Rainfall offers little relief from statewide drought

Will Alsdorf

The rainstorm that covered Austin early Wednesday morning just after midnight may have been a welcome relief after months without rain, but don’t expect it to have any significant impact on the statewide drought.

The drought started in October and currently covers 96 percent of the state, according to the U.S. Drought Monitor and the Lower Colorado River Authority, which manages water supplies in Central and Southeast Texas. Tuesday’s storm brought less than two inches of rain to Austin, according to the Authority’s network of remote gauges used to measure rainfall.

“In terms of the drought, [the rainfall] won’t make much of a difference,” said spokeswoman Clara Tuma. “It was a drop in the bucket.”

While the rain will be helpful on a small scale, such as for watering people’s lawns and lowering temperatures, virtually none of it made it to the lakes and rivers, Tuma said.

“The ground just soaked it up. It was so dry,” she said. “There wasn’t much runoff.”

Senior geography lecturer and local KEYE weatherman Troy Kimmel said the shower doesn’t mean more storms in coming days.

“Obviously, anything helps, but one rainfall does not get you out [of a drought],” Kimmel said. “It’s going to take a lot of soaking rain to get the earth around here to be what it should be.”

More rain within the next week is very unlikely, though there may be thunderstorms Thursday, he said.

“Rain chances are basically absent through next Wednesday,” Kimmel said, adding that the Gulf of Mexico may cause unexpected weather to arise.

Broadcast news journalism senior James Leslie, who grew up in Chicago, said he welcomed the temporary temperature change the rain brought.
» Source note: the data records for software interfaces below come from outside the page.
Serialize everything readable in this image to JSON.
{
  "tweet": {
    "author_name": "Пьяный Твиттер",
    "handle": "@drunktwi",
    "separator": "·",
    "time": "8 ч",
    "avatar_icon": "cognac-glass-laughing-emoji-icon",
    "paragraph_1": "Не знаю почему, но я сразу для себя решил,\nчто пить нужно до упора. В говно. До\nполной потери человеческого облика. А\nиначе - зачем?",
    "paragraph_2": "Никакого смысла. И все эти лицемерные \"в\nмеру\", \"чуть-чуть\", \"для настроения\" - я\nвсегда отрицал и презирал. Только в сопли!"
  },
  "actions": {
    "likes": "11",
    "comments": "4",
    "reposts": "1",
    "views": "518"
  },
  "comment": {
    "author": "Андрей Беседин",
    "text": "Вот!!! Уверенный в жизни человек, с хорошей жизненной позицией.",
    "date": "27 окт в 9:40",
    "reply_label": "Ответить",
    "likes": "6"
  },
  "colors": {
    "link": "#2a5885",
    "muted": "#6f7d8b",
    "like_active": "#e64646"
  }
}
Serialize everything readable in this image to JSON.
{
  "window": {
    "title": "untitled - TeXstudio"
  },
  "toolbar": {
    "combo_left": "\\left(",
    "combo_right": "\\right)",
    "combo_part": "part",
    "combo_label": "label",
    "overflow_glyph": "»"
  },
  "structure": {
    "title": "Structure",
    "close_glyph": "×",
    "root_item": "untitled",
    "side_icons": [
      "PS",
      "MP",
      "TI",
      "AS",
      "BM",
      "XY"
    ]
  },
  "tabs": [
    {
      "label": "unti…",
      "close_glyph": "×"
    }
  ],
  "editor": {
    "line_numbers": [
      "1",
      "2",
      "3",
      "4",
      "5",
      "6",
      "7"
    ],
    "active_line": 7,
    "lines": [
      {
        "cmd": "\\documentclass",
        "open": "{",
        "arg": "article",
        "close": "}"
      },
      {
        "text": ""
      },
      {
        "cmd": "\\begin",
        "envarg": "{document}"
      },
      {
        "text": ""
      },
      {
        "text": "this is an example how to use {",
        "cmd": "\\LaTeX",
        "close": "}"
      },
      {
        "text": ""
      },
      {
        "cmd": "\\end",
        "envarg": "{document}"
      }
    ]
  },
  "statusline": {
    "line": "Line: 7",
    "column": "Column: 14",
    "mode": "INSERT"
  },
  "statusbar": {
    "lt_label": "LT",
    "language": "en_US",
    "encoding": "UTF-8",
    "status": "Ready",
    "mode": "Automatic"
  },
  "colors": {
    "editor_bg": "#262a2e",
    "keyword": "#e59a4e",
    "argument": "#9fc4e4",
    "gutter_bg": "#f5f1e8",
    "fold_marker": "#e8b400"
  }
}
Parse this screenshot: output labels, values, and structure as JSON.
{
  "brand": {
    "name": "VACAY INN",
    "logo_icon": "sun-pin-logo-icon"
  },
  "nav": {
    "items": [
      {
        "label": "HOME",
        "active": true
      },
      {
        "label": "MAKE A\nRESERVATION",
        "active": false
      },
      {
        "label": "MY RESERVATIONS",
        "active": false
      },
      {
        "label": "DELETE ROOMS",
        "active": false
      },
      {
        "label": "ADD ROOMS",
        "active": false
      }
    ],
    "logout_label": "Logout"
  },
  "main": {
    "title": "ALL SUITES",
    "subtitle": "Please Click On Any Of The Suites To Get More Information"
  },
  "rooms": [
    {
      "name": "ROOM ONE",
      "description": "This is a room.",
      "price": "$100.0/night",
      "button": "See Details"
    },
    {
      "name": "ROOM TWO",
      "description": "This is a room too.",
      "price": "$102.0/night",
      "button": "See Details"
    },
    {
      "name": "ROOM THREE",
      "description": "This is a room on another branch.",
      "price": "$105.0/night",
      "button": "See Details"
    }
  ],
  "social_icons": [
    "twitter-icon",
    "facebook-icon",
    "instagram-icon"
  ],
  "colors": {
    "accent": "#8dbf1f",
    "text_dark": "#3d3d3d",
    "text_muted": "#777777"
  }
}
“It’s way too hot around here,” he said. “Standing out in the rain [Tuesday] night was great.”